Reviewed by Doug Culy

This book is primarily a personal diary of a very technically inclined member of the British privileged class. Alex Moulton’s story of his life is told in 320 pages, including appendices, and involves four phases: growing up and getting educated, including a delayed doctorate in engineering; work at Bristol Engines, mostly on the Centaurus radial; work in the family business of elastomeric (rubber) suspensions for vehicles; designing and producing his own bicycle of unusual geometry, steam engines, and pastimes. The rubber and bicycle periods are the most lengthy, and make the most interesting design and industrial-history discussion. Only twenty pages cover the Bristol Centaurus period, and Moulton wound up working on his boss’s (Roy Fedden) car project some of the time during the Bristol and rubber phases. Sixty nine pages of technical notes taken during the educational times (formal and informal) in his life are included.
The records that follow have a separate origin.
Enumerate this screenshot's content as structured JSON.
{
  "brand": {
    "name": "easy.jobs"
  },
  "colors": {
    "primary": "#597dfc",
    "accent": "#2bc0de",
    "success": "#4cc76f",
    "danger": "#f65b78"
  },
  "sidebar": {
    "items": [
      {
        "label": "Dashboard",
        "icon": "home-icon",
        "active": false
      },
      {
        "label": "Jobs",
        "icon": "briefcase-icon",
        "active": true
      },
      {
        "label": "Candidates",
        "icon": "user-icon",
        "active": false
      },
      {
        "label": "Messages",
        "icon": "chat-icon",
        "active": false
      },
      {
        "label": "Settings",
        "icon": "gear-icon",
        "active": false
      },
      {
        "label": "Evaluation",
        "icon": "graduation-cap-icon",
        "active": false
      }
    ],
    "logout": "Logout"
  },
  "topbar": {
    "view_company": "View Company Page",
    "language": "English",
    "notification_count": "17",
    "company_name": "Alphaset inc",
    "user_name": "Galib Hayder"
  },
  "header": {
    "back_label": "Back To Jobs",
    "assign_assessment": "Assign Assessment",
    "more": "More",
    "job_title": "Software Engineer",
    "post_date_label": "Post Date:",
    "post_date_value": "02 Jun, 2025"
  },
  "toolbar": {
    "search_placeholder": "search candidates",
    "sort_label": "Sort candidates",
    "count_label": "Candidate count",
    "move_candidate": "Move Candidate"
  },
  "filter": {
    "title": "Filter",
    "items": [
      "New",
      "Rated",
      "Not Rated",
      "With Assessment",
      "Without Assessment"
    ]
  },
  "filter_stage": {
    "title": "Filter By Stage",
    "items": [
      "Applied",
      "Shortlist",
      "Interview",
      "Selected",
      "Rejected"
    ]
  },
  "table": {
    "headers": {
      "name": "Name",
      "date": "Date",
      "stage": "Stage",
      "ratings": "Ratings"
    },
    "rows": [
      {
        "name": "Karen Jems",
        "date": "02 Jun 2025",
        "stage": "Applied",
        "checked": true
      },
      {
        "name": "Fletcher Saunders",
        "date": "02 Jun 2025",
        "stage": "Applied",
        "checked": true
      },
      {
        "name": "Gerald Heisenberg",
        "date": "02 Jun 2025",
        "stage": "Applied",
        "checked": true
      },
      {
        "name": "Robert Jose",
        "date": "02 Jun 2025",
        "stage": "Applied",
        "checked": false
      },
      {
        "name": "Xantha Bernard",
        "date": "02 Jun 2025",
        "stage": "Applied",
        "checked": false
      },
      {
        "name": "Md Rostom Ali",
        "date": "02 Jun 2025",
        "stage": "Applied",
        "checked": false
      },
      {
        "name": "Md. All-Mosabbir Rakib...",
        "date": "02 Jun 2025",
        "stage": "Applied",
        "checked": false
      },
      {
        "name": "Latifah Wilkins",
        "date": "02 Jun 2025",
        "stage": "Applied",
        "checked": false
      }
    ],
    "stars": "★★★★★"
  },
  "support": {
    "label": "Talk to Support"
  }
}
This reviewer was hoping for more lessons learned in the Centaurus program.